NICOLAS Sarkozy has promised a tax freeze for all households and warned that France risked losing wealthy people to other countries if it taxed them more.
In a live TV interview last night, he also defended his pensions reform and said there would be no going back on the proposed retirement age rise to 62.
Sarkozy said France had a reputation as one of the European countries with the highest taxes and said any further rises would not be "realistic" and risked driving businesses out and hurting consumers.
"Along with Sweden we are the country in Europe with the highest taxes," the president said.
Sarkozy defended France's bouclier fiscal, which caps personal taxation at 50% of income regardless of their wealth.
He said France needs to do all it could to encourage foreign investment and keep its wealthy citizens here - however he ruled out scrapping the ISF wealth tax (impôt de solidarité sur la fortune).
"Before I was elected there were taxpayers who paid 100% - they earned €1,000 and paid €1,000. They all left the country," he said.
"I do not want L'Oréal - with its €17bn turnover and 64,000 staff - to leave for another country."
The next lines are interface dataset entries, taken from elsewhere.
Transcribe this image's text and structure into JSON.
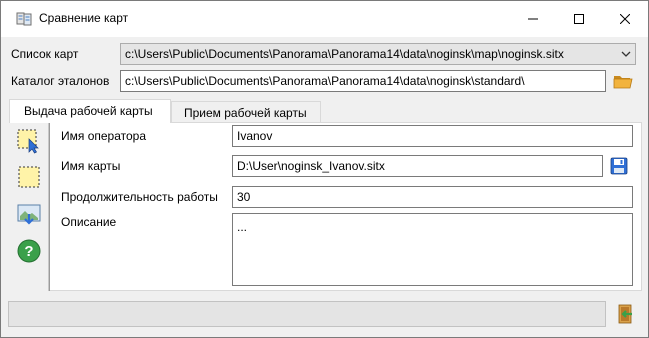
{
  "window": {
    "title": "Сравнение карт",
    "icons": {
      "app": "compare-maps-icon",
      "minimize": "minimize-icon",
      "maximize": "maximize-icon",
      "close": "close-icon"
    }
  },
  "map_list": {
    "label": "Список карт",
    "value": "c:\\Users\\Public\\Documents\\Panorama\\Panorama14\\data\\noginsk\\map\\noginsk.sitx",
    "icon": "chevron-down-icon"
  },
  "standards_catalog": {
    "label": "Каталог эталонов",
    "value": "c:\\Users\\Public\\Documents\\Panorama\\Panorama14\\data\\noginsk\\standard\\",
    "icon": "folder-open-icon"
  },
  "tabs": [
    {
      "label": "Выдача рабочей карты",
      "active": true
    },
    {
      "label": "Прием рабочей карты",
      "active": false
    }
  ],
  "toolbar": {
    "tools": [
      {
        "icon": "select-area-icon"
      },
      {
        "icon": "rectangle-frame-icon"
      },
      {
        "icon": "export-map-icon"
      },
      {
        "icon": "help-icon"
      }
    ]
  },
  "form": {
    "operator": {
      "label": "Имя оператора",
      "value": "Ivanov"
    },
    "map_name": {
      "label": "Имя карты",
      "value": "D:\\User\\noginsk_Ivanov.sitx",
      "icon": "save-icon"
    },
    "duration": {
      "label": "Продолжительность работы",
      "value": "30"
    },
    "description": {
      "label": "Описание",
      "value": "..."
    }
  },
  "status": {
    "text": "",
    "exit_icon": "exit-door-icon"
  },
  "colors": {
    "accent_blue": "#2f6fd6",
    "folder_orange": "#e8a23a",
    "help_green": "#3aa04a"
  }
}
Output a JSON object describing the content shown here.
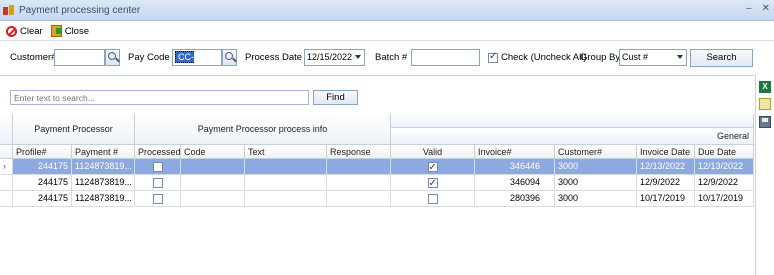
{
  "window": {
    "title": "Payment processing center"
  },
  "toolbar": {
    "clear_label": "Clear",
    "close_label": "Close"
  },
  "filters": {
    "customer_label": "Customer#",
    "customer_value": "",
    "pay_code_label": "Pay Code",
    "pay_code_value": "CC-WEEKLY",
    "process_date_label": "Process Date",
    "process_date_value": "12/15/2022",
    "batch_label": "Batch #",
    "batch_value": "",
    "check_label": "Check (Uncheck All)",
    "check_checked": true,
    "group_by_label": "Group By",
    "group_by_value": "Cust #",
    "search_label": "Search"
  },
  "search": {
    "placeholder": "Enter text to search...",
    "find_label": "Find"
  },
  "grid": {
    "bands": {
      "processor": "Payment Processor",
      "processor_info": "Payment Processor process info",
      "general": "General"
    },
    "columns": [
      "Profile#",
      "Payment #",
      "Processed",
      "Code",
      "Text",
      "Response",
      "Valid",
      "Invoice#",
      "Customer#",
      "Invoice Date",
      "Due Date"
    ],
    "rows": [
      {
        "profile": "244175",
        "payment": "1124873819...",
        "processed": false,
        "code": "",
        "text": "",
        "response": "",
        "valid": true,
        "invoice": "346446",
        "customer": "3000",
        "invoice_date": "12/13/2022",
        "due_date": "12/13/2022",
        "selected": true
      },
      {
        "profile": "244175",
        "payment": "1124873819...",
        "processed": false,
        "code": "",
        "text": "",
        "response": "",
        "valid": true,
        "invoice": "346094",
        "customer": "3000",
        "invoice_date": "12/9/2022",
        "due_date": "12/9/2022",
        "selected": false
      },
      {
        "profile": "244175",
        "payment": "1124873819...",
        "processed": false,
        "code": "",
        "text": "",
        "response": "",
        "valid": false,
        "invoice": "280396",
        "customer": "3000",
        "invoice_date": "10/17/2019",
        "due_date": "10/17/2019",
        "selected": false
      }
    ]
  },
  "side_icons": [
    "excel-export-icon",
    "edit-icon",
    "save-icon"
  ]
}
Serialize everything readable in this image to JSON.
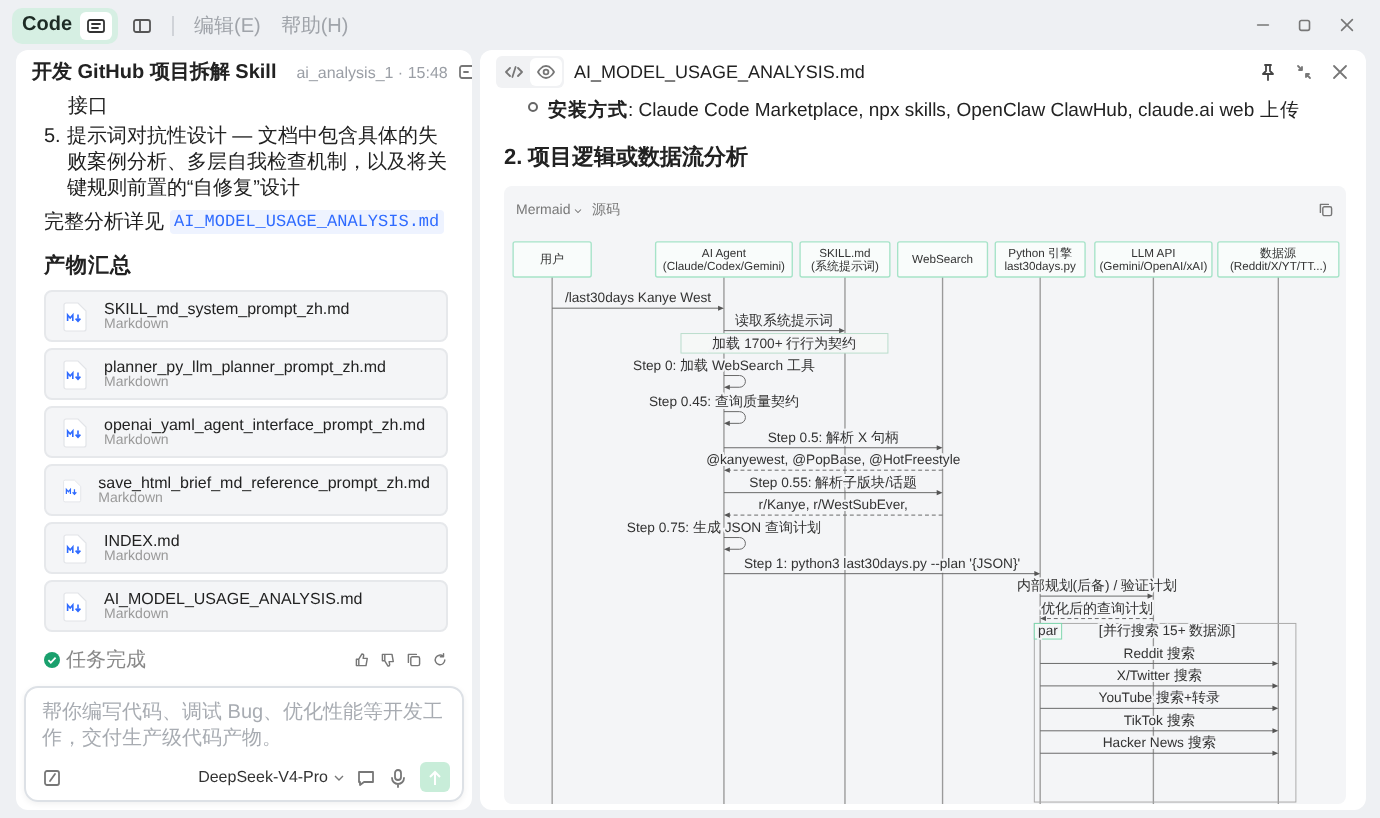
{
  "toolbar": {
    "app_label": "Code",
    "menus": [
      "编辑(E)",
      "帮助(H)"
    ]
  },
  "chat": {
    "title": "开发 GitHub 项目拆解 Skill",
    "meta": "ai_analysis_1 · 15:48",
    "continuation": "接口",
    "list_item": {
      "number": "5.",
      "text": "提示词对抗性设计 — 文档中包含具体的失败案例分析、多层自我检查机制，以及将关键规则前置的“自修复”设计"
    },
    "detail": {
      "text": "完整分析详见",
      "link": "AI_MODEL_USAGE_ANALYSIS.md"
    },
    "section_title": "产物汇总",
    "files": [
      {
        "name": "SKILL_md_system_prompt_zh.md",
        "type": "Markdown"
      },
      {
        "name": "planner_py_llm_planner_prompt_zh.md",
        "type": "Markdown"
      },
      {
        "name": "openai_yaml_agent_interface_prompt_zh.md",
        "type": "Markdown"
      },
      {
        "name": "save_html_brief_md_reference_prompt_zh.md",
        "type": "Markdown"
      },
      {
        "name": "INDEX.md",
        "type": "Markdown"
      },
      {
        "name": "AI_MODEL_USAGE_ANALYSIS.md",
        "type": "Markdown"
      }
    ],
    "status": "任务完成",
    "input": {
      "placeholder": "帮你编写代码、调试 Bug、优化性能等开发工作，交付生产级代码产物。",
      "model": "DeepSeek-V4-Pro"
    }
  },
  "document": {
    "title": "AI_MODEL_USAGE_ANALYSIS.md",
    "bullet": "**安装方式**: Claude Code Marketplace, npx skills, OpenClaw ClawHub, claude.ai web 上传",
    "heading": "2. 项目逻辑或数据流分析",
    "code_block": {
      "language": "Mermaid",
      "source_label": "源码",
      "participants": [
        {
          "lines": [
            "用户"
          ]
        },
        {
          "lines": [
            "AI Agent",
            "(Claude/Codex/Gemini)"
          ]
        },
        {
          "lines": [
            "SKILL.md",
            "(系统提示词)"
          ]
        },
        {
          "lines": [
            "WebSearch"
          ]
        },
        {
          "lines": [
            "Python 引擎",
            "last30days.py"
          ]
        },
        {
          "lines": [
            "LLM API",
            "(Gemini/OpenAI/xAI)"
          ]
        },
        {
          "lines": [
            "数据源",
            "(Reddit/X/YT/TT...)"
          ]
        }
      ],
      "messages": [
        {
          "kind": "call",
          "label": "/last30days Kanye West"
        },
        {
          "kind": "call",
          "label": "读取系统提示词"
        },
        {
          "kind": "note",
          "label": "加载 1700+ 行行为契约"
        },
        {
          "kind": "self",
          "label": "Step 0: 加载 WebSearch 工具"
        },
        {
          "kind": "self",
          "label": "Step 0.45: 查询质量契约"
        },
        {
          "kind": "call",
          "label": "Step 0.5: 解析 X 句柄"
        },
        {
          "kind": "reply",
          "label": "@kanyewest, @PopBase, @HotFreestyle"
        },
        {
          "kind": "call",
          "label": "Step 0.55: 解析子版块/话题"
        },
        {
          "kind": "reply",
          "label": "r/Kanye, r/WestSubEver,"
        },
        {
          "kind": "self",
          "label": "Step 0.75: 生成 JSON 查询计划"
        },
        {
          "kind": "call",
          "label": "Step 1: python3 last30days.py --plan '{JSON}'"
        },
        {
          "kind": "call",
          "label": "内部规划(后备) / 验证计划"
        },
        {
          "kind": "reply",
          "label": "优化后的查询计划"
        },
        {
          "kind": "par",
          "tag": "par",
          "label": "[并行搜索 15+ 数据源]"
        },
        {
          "kind": "call",
          "label": "Reddit 搜索"
        },
        {
          "kind": "call",
          "label": "X/Twitter 搜索"
        },
        {
          "kind": "call",
          "label": "YouTube 搜索+转录"
        },
        {
          "kind": "call",
          "label": "TikTok 搜索"
        },
        {
          "kind": "call",
          "label": "Hacker News 搜索"
        }
      ]
    }
  }
}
The L'Oréal empire, owned by French billionaire Liliane Bettencourt, is at the centre of a political donations and conflict of interest row.